[Opening DATA SHOWN section]

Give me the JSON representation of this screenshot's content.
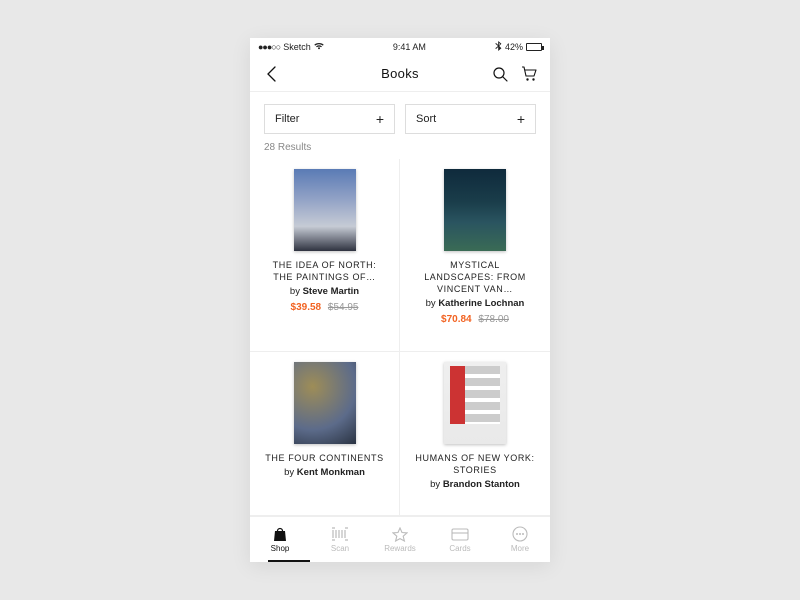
{
  "statusbar": {
    "carrier": "Sketch",
    "time": "9:41 AM",
    "battery_pct": "42%"
  },
  "nav": {
    "title": "Books"
  },
  "controls": {
    "filter_label": "Filter",
    "sort_label": "Sort"
  },
  "results_count": "28 Results",
  "products": [
    {
      "title": "THE IDEA OF NORTH: THE PAINTINGS OF…",
      "author_prefix": "by ",
      "author": "Steve Martin",
      "price": "$39.58",
      "old_price": "$54.95"
    },
    {
      "title": "MYSTICAL LANDSCAPES: FROM VINCENT VAN…",
      "author_prefix": "by ",
      "author": "Katherine Lochnan",
      "price": "$70.84",
      "old_price": "$78.00"
    },
    {
      "title": "THE FOUR CONTINENTS",
      "author_prefix": "by ",
      "author": "Kent Monkman",
      "price": "",
      "old_price": ""
    },
    {
      "title": "HUMANS OF NEW YORK: STORIES",
      "author_prefix": "by ",
      "author": "Brandon Stanton",
      "price": "",
      "old_price": ""
    }
  ],
  "tabs": [
    {
      "label": "Shop"
    },
    {
      "label": "Scan"
    },
    {
      "label": "Rewards"
    },
    {
      "label": "Cards"
    },
    {
      "label": "More"
    }
  ]
}
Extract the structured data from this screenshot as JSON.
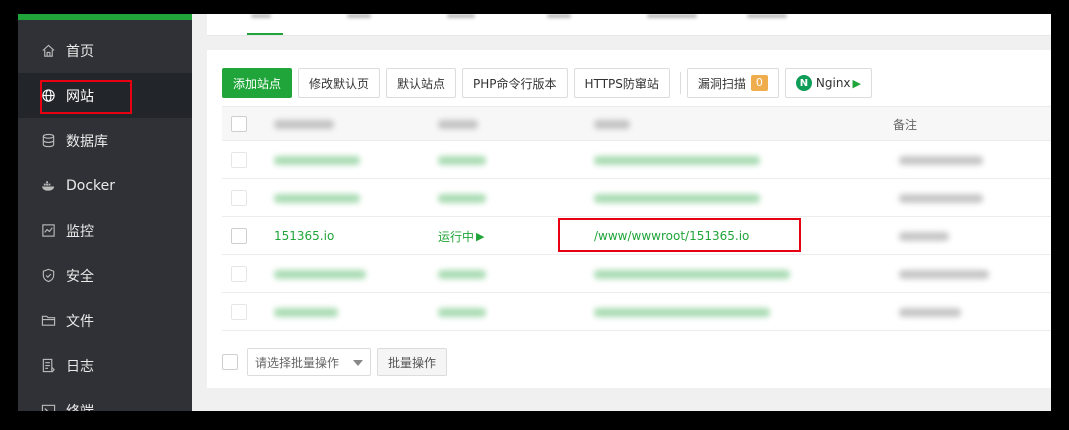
{
  "sidebar": {
    "items": [
      {
        "label": "首页",
        "icon": "home-icon",
        "active": false
      },
      {
        "label": "网站",
        "icon": "globe-icon",
        "active": true
      },
      {
        "label": "数据库",
        "icon": "database-icon",
        "active": false
      },
      {
        "label": "Docker",
        "icon": "docker-icon",
        "active": false
      },
      {
        "label": "监控",
        "icon": "monitor-icon",
        "active": false
      },
      {
        "label": "安全",
        "icon": "shield-icon",
        "active": false
      },
      {
        "label": "文件",
        "icon": "folder-icon",
        "active": false
      },
      {
        "label": "日志",
        "icon": "log-icon",
        "active": false
      },
      {
        "label": "终端",
        "icon": "terminal-icon",
        "active": false
      }
    ]
  },
  "toolbar": {
    "add_site": "添加站点",
    "edit_default_page": "修改默认页",
    "default_site": "默认站点",
    "php_cli_version": "PHP命令行版本",
    "https_firewall": "HTTPS防窜站",
    "vuln_scan": "漏洞扫描",
    "vuln_count": "0",
    "nginx": "Nginx"
  },
  "table": {
    "headers": {
      "remark": "备注"
    },
    "highlight_row": {
      "site": "151365.io",
      "status": "运行中",
      "path": "/www/wwwroot/151365.io"
    }
  },
  "footer": {
    "batch_placeholder": "请选择批量操作",
    "batch_button": "批量操作"
  },
  "colors": {
    "accent": "#20a53a",
    "sidebar_bg": "#2f3136",
    "annotation": "#e60012",
    "badge": "#f0ad4e"
  }
}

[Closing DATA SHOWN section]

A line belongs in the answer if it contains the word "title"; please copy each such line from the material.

    "title": "Books"
      "title": "THE IDEA OF NORTH: THE PAINTINGS OF…",
      "title": "MYSTICAL LANDSCAPES: FROM VINCENT VAN…",
      "title": "THE FOUR CONTINENTS",
      "title": "HUMANS OF NEW YORK: STORIES",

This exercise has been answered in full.